(Stored data)
══════════

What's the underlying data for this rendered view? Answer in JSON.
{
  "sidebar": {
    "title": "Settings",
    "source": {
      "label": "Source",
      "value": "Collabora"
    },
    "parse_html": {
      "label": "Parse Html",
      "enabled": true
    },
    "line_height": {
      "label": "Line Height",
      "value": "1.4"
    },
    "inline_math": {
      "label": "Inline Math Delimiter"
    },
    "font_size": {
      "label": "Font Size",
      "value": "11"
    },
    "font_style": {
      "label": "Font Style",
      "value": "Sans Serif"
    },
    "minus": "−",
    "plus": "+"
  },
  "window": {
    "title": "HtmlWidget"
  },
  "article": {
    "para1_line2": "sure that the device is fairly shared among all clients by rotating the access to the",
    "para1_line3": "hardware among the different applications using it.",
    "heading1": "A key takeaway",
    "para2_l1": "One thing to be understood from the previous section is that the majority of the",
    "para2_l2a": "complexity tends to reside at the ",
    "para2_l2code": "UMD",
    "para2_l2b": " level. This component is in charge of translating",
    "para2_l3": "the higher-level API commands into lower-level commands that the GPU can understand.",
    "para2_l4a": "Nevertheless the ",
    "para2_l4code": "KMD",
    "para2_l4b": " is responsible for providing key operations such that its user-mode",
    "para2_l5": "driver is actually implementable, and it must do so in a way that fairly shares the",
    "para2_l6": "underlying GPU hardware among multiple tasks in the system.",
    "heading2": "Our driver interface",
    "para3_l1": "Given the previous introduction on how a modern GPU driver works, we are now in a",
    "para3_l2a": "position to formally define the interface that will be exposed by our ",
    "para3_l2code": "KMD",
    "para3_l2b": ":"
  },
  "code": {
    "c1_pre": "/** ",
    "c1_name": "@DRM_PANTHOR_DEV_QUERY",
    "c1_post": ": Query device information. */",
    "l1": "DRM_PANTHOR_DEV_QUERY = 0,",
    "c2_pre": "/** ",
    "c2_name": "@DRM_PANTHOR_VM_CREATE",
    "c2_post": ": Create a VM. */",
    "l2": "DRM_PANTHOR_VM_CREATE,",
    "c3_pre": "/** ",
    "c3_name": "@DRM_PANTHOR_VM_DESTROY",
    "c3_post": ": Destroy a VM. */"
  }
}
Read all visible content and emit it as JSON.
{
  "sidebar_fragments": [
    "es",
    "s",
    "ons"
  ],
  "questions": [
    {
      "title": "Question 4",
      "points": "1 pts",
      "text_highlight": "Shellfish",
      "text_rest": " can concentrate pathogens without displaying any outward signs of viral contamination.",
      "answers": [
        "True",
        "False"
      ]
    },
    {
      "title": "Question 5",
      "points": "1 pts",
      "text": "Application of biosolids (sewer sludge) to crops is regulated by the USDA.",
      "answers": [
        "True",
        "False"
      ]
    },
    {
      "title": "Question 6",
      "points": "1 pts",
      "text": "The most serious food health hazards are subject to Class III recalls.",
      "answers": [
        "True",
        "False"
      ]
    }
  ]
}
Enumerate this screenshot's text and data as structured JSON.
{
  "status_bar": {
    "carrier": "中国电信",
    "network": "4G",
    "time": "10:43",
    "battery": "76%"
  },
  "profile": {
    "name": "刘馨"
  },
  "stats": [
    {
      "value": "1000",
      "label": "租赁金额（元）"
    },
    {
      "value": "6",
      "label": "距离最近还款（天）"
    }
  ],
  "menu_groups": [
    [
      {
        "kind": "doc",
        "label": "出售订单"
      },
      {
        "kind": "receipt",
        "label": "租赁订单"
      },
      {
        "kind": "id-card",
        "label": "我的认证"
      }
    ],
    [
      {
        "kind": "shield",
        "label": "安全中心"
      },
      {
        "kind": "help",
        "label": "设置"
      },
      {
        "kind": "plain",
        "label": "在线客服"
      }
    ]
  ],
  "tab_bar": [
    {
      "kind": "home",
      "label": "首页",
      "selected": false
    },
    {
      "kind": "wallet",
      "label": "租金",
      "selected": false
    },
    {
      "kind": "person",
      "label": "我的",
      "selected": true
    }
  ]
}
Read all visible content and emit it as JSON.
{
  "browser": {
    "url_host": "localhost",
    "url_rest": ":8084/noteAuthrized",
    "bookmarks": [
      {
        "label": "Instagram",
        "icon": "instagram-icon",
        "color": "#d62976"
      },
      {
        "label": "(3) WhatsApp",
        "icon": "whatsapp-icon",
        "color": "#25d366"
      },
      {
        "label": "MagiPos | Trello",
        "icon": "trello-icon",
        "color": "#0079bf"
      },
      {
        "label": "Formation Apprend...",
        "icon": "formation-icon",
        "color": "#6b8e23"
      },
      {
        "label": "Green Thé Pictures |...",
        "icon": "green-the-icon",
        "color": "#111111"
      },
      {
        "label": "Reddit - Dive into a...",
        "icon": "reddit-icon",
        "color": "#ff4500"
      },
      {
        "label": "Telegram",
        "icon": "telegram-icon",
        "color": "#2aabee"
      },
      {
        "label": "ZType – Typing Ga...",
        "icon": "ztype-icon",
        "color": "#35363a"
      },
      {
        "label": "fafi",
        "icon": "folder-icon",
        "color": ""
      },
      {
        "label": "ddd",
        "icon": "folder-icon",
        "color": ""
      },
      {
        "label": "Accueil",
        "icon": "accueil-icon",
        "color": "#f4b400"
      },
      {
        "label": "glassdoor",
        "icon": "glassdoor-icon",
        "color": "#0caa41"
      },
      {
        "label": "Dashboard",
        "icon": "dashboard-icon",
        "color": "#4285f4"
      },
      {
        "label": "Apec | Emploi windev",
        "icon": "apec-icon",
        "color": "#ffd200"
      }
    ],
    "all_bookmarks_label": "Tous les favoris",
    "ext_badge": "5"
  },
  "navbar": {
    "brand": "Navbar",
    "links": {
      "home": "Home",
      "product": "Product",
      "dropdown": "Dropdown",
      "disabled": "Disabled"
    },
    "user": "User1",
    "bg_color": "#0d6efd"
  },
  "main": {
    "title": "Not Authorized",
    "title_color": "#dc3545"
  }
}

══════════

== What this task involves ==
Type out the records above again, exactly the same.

== Output of the exercise ==
What's the underlying data for this rendered view? Answer in JSON.
{
  "sidebar": {
    "title": "Settings",
    "source": {
      "label": "Source",
      "value": "Collabora"
    },
    "parse_html": {
      "label": "Parse Html",
      "enabled": true
    },
    "line_height": {
      "label": "Line Height",
      "value": "1.4"
    },
    "inline_math": {
      "label": "Inline Math Delimiter"
    },
    "font_size": {
      "label": "Font Size",
      "value": "11"
    },
    "font_style": {
      "label": "Font Style",
      "value": "Sans Serif"
    },
    "minus": "−",
    "plus": "+"
  },
  "window": {
    "title": "HtmlWidget"
  },
  "article": {
    "para1_line2": "sure that the device is fairly shared among all clients by rotating the access to the",
    "para1_line3": "hardware among the different applications using it.",
    "heading1": "A key takeaway",
    "para2_l1": "One thing to be understood from the previous section is that the majority of the",
    "para2_l2a": "complexity tends to reside at the ",
    "para2_l2code": "UMD",
    "para2_l2b": " level. This component is in charge of translating",
    "para2_l3": "the higher-level API commands into lower-level commands that the GPU can understand.",
    "para2_l4a": "Nevertheless the ",
    "para2_l4code": "KMD",
    "para2_l4b": " is responsible for providing key operations such that its user-mode",
    "para2_l5": "driver is actually implementable, and it must do so in a way that fairly shares the",
    "para2_l6": "underlying GPU hardware among multiple tasks in the system.",
    "heading2": "Our driver interface",
    "para3_l1": "Given the previous introduction on how a modern GPU driver works, we are now in a",
    "para3_l2a": "position to formally define the interface that will be exposed by our ",
    "para3_l2code": "KMD",
    "para3_l2b": ":"
  },
  "code": {
    "c1_pre": "/** ",
    "c1_name": "@DRM_PANTHOR_DEV_QUERY",
    "c1_post": ": Query device information. */",
    "l1": "DRM_PANTHOR_DEV_QUERY = 0,",
    "c2_pre": "/** ",
    "c2_name": "@DRM_PANTHOR_VM_CREATE",
    "c2_post": ": Create a VM. */",
    "l2": "DRM_PANTHOR_VM_CREATE,",
    "c3_pre": "/** ",
    "c3_name": "@DRM_PANTHOR_VM_DESTROY",
    "c3_post": ": Destroy a VM. */"
  }
}
Read all visible content and emit it as JSON.
{
  "sidebar_fragments": [
    "es",
    "s",
    "ons"
  ],
  "questions": [
    {
      "title": "Question 4",
      "points": "1 pts",
      "text_highlight": "Shellfish",
      "text_rest": " can concentrate pathogens without displaying any outward signs of viral contamination.",
      "answers": [
        "True",
        "False"
      ]
    },
    {
      "title": "Question 5",
      "points": "1 pts",
      "text": "Application of biosolids (sewer sludge) to crops is regulated by the USDA.",
      "answers": [
        "True",
        "False"
      ]
    },
    {
      "title": "Question 6",
      "points": "1 pts",
      "text": "The most serious food health hazards are subject to Class III recalls.",
      "answers": [
        "True",
        "False"
      ]
    }
  ]
}
Enumerate this screenshot's text and data as structured JSON.
{
  "status_bar": {
    "carrier": "中国电信",
    "network": "4G",
    "time": "10:43",
    "battery": "76%"
  },
  "profile": {
    "name": "刘馨"
  },
  "stats": [
    {
      "value": "1000",
      "label": "租赁金额（元）"
    },
    {
      "value": "6",
      "label": "距离最近还款（天）"
    }
  ],
  "menu_groups": [
    [
      {
        "kind": "doc",
        "label": "出售订单"
      },
      {
        "kind": "receipt",
        "label": "租赁订单"
      },
      {
        "kind": "id-card",
        "label": "我的认证"
      }
    ],
    [
      {
        "kind": "shield",
        "label": "安全中心"
      },
      {
        "kind": "help",
        "label": "设置"
      },
      {
        "kind": "plain",
        "label": "在线客服"
      }
    ]
  ],
  "tab_bar": [
    {
      "kind": "home",
      "label": "首页",
      "selected": false
    },
    {
      "kind": "wallet",
      "label": "租金",
      "selected": false
    },
    {
      "kind": "person",
      "label": "我的",
      "selected": true
    }
  ]
}
Read all visible content and emit it as JSON.
{
  "browser": {
    "url_host": "localhost",
    "url_rest": ":8084/noteAuthrized",
    "bookmarks": [
      {
        "label": "Instagram",
        "icon": "instagram-icon",
        "color": "#d62976"
      },
      {
        "label": "(3) WhatsApp",
        "icon": "whatsapp-icon",
        "color": "#25d366"
      },
      {
        "label": "MagiPos | Trello",
        "icon": "trello-icon",
        "color": "#0079bf"
      },
      {
        "label": "Formation Apprend...",
        "icon": "formation-icon",
        "color": "#6b8e23"
      },
      {
        "label": "Green Thé Pictures |...",
        "icon": "green-the-icon",
        "color": "#111111"
      },
      {
        "label": "Reddit - Dive into a...",
        "icon": "reddit-icon",
        "color": "#ff4500"
      },
      {
        "label": "Telegram",
        "icon": "telegram-icon",
        "color": "#2aabee"
      },
      {
        "label": "ZType – Typing Ga...",
        "icon": "ztype-icon",
        "color": "#35363a"
      },
      {
        "label": "fafi",
        "icon": "folder-icon",
        "color": ""
      },
      {
        "label": "ddd",
        "icon": "folder-icon",
        "color": ""
      },
      {
        "label": "Accueil",
        "icon": "accueil-icon",
        "color": "#f4b400"
      },
      {
        "label": "glassdoor",
        "icon": "glassdoor-icon",
        "color": "#0caa41"
      },
      {
        "label": "Dashboard",
        "icon": "dashboard-icon",
        "color": "#4285f4"
      },
      {
        "label": "Apec | Emploi windev",
        "icon": "apec-icon",
        "color": "#ffd200"
      }
    ],
    "all_bookmarks_label": "Tous les favoris",
    "ext_badge": "5"
  },
  "navbar": {
    "brand": "Navbar",
    "links": {
      "home": "Home",
      "product": "Product",
      "dropdown": "Dropdown",
      "disabled": "Disabled"
    },
    "user": "User1",
    "bg_color": "#0d6efd"
  },
  "main": {
    "title": "Not Authorized",
    "title_color": "#dc3545"
  }
}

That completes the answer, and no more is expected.